Exercise details:
Repeat the whole listing below precisely. Omit all pictures.

_ _ _ _ _

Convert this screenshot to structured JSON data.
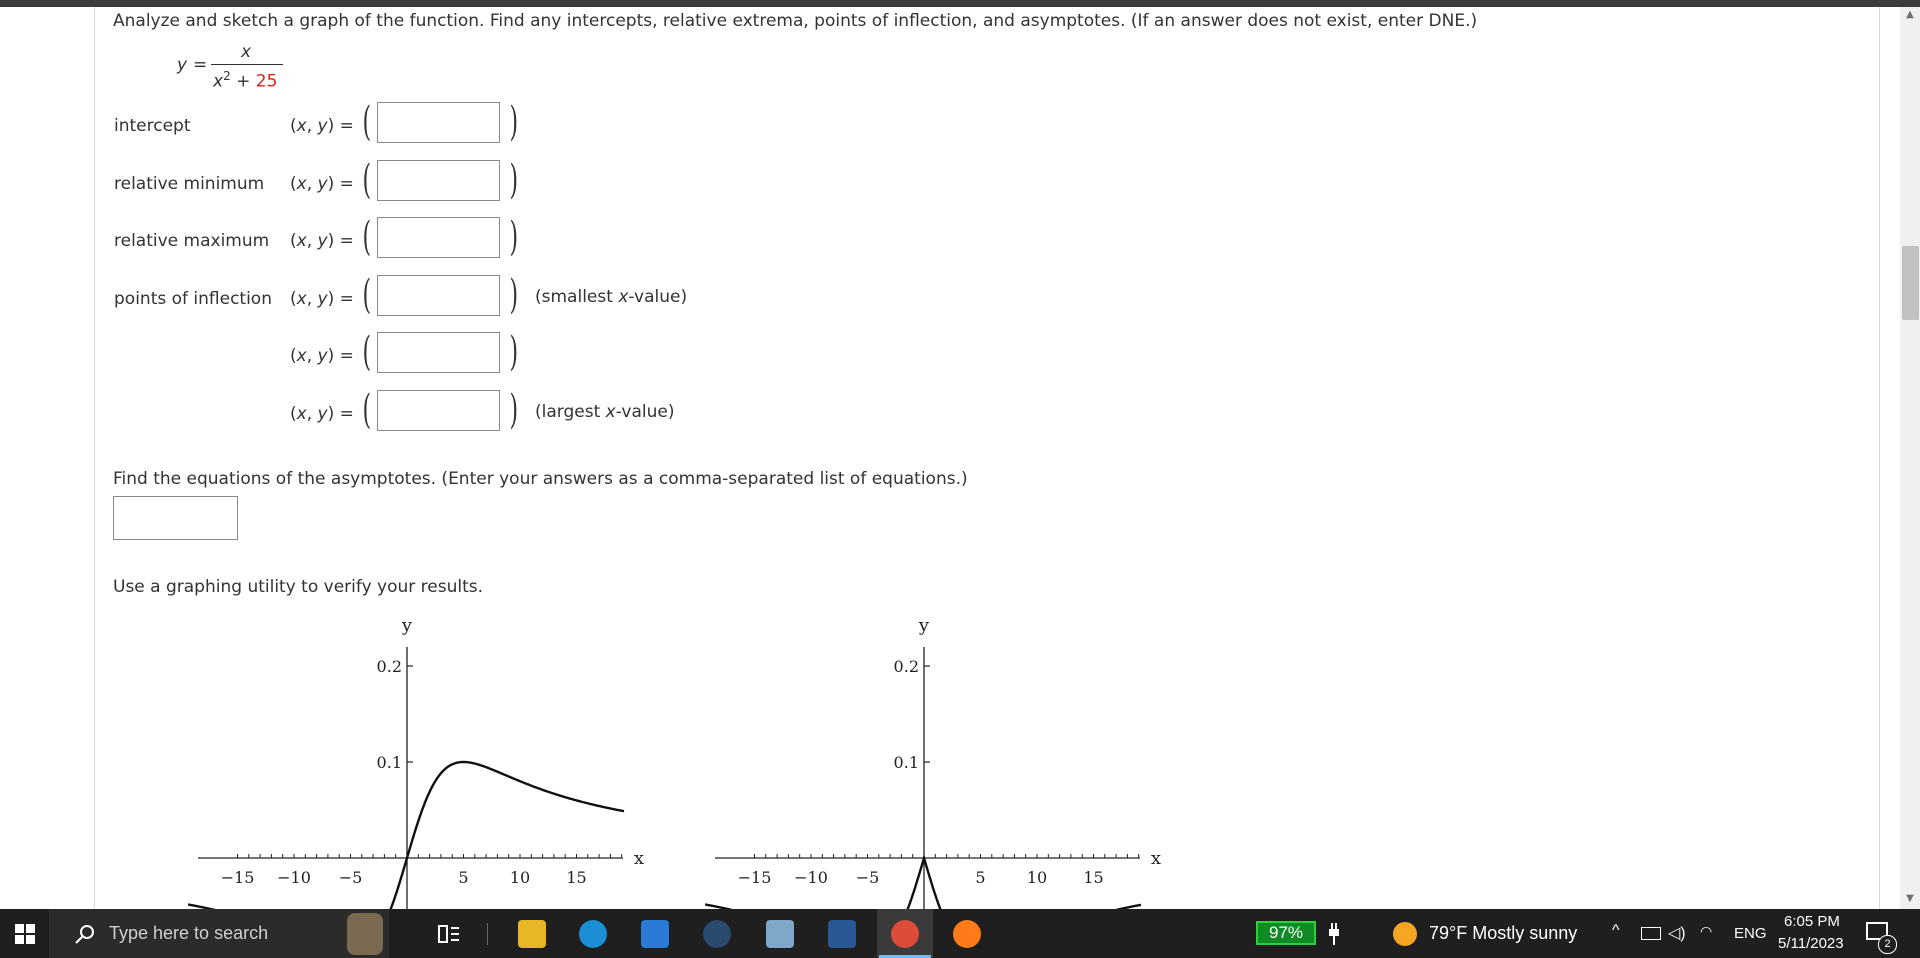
{
  "question": {
    "instruction": "Analyze and sketch a graph of the function. Find any intercepts, relative extrema, points of inflection, and asymptotes. (If an answer does not exist, enter DNE.)",
    "function": {
      "lhs": "y",
      "equals": "=",
      "numerator": "x",
      "denominator_base": "x",
      "denominator_exp": "2",
      "denominator_plus": "+",
      "denominator_const": "25"
    }
  },
  "rows": [
    {
      "label": "intercept",
      "xy": "(x, y) =",
      "value": "",
      "note": ""
    },
    {
      "label": "relative minimum",
      "xy": "(x, y) =",
      "value": "",
      "note": ""
    },
    {
      "label": "relative maximum",
      "xy": "(x, y) =",
      "value": "",
      "note": ""
    },
    {
      "label": "points of inflection",
      "xy": "(x, y) =",
      "value": "",
      "note": "(smallest x-value)"
    },
    {
      "label": "",
      "xy": "(x, y) =",
      "value": "",
      "note": ""
    },
    {
      "label": "",
      "xy": "(x, y) =",
      "value": "",
      "note": "(largest x-value)"
    }
  ],
  "asymptotes": {
    "instruction": "Find the equations of the asymptotes. (Enter your answers as a comma-separated list of equations.)",
    "value": ""
  },
  "verify_text": "Use a graphing utility to verify your results.",
  "graphs": [
    {
      "name": "graph-option-1",
      "xlabel": "x",
      "ylabel": "y",
      "xtick_labels": [
        "−15",
        "−10",
        "−5",
        "5",
        "10",
        "15"
      ],
      "ytick_labels": [
        "0.2",
        "0.1"
      ],
      "xlim": [
        -18,
        19
      ],
      "ylim": [
        -0.06,
        0.22
      ],
      "curve": "x/(x^2+25)"
    },
    {
      "name": "graph-option-2",
      "xlabel": "x",
      "ylabel": "y",
      "xtick_labels": [
        "−15",
        "−10",
        "−5",
        "5",
        "10",
        "15"
      ],
      "ytick_labels": [
        "0.2",
        "0.1"
      ],
      "xlim": [
        -18,
        19
      ],
      "ylim": [
        -0.06,
        0.22
      ],
      "curve": "-|x|/(x^2+25)"
    }
  ],
  "taskbar": {
    "search_placeholder": "Type here to search",
    "battery": "97%",
    "weather": "79°F  Mostly sunny",
    "language": "ENG",
    "time": "6:05 PM",
    "date": "5/11/2023",
    "notification_count": "2",
    "colors": {
      "background": "#1f1f1f",
      "battery": "#0f8b25",
      "chrome_active": "#76b9ed"
    }
  }
}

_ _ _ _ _

Solution to this exercise:
Convert this screenshot to structured JSON data.
{
  "question": {
    "instruction": "Analyze and sketch a graph of the function. Find any intercepts, relative extrema, points of inflection, and asymptotes. (If an answer does not exist, enter DNE.)",
    "function": {
      "lhs": "y",
      "equals": "=",
      "numerator": "x",
      "denominator_base": "x",
      "denominator_exp": "2",
      "denominator_plus": "+",
      "denominator_const": "25"
    }
  },
  "rows": [
    {
      "label": "intercept",
      "xy": "(x, y) =",
      "value": "",
      "note": ""
    },
    {
      "label": "relative minimum",
      "xy": "(x, y) =",
      "value": "",
      "note": ""
    },
    {
      "label": "relative maximum",
      "xy": "(x, y) =",
      "value": "",
      "note": ""
    },
    {
      "label": "points of inflection",
      "xy": "(x, y) =",
      "value": "",
      "note": "(smallest x-value)"
    },
    {
      "label": "",
      "xy": "(x, y) =",
      "value": "",
      "note": ""
    },
    {
      "label": "",
      "xy": "(x, y) =",
      "value": "",
      "note": "(largest x-value)"
    }
  ],
  "asymptotes": {
    "instruction": "Find the equations of the asymptotes. (Enter your answers as a comma-separated list of equations.)",
    "value": ""
  },
  "verify_text": "Use a graphing utility to verify your results.",
  "graphs": [
    {
      "name": "graph-option-1",
      "xlabel": "x",
      "ylabel": "y",
      "xtick_labels": [
        "−15",
        "−10",
        "−5",
        "5",
        "10",
        "15"
      ],
      "ytick_labels": [
        "0.2",
        "0.1"
      ],
      "xlim": [
        -18,
        19
      ],
      "ylim": [
        -0.06,
        0.22
      ],
      "curve": "x/(x^2+25)"
    },
    {
      "name": "graph-option-2",
      "xlabel": "x",
      "ylabel": "y",
      "xtick_labels": [
        "−15",
        "−10",
        "−5",
        "5",
        "10",
        "15"
      ],
      "ytick_labels": [
        "0.2",
        "0.1"
      ],
      "xlim": [
        -18,
        19
      ],
      "ylim": [
        -0.06,
        0.22
      ],
      "curve": "-|x|/(x^2+25)"
    }
  ],
  "taskbar": {
    "search_placeholder": "Type here to search",
    "battery": "97%",
    "weather": "79°F  Mostly sunny",
    "language": "ENG",
    "time": "6:05 PM",
    "date": "5/11/2023",
    "notification_count": "2",
    "colors": {
      "background": "#1f1f1f",
      "battery": "#0f8b25",
      "chrome_active": "#76b9ed"
    }
  }
}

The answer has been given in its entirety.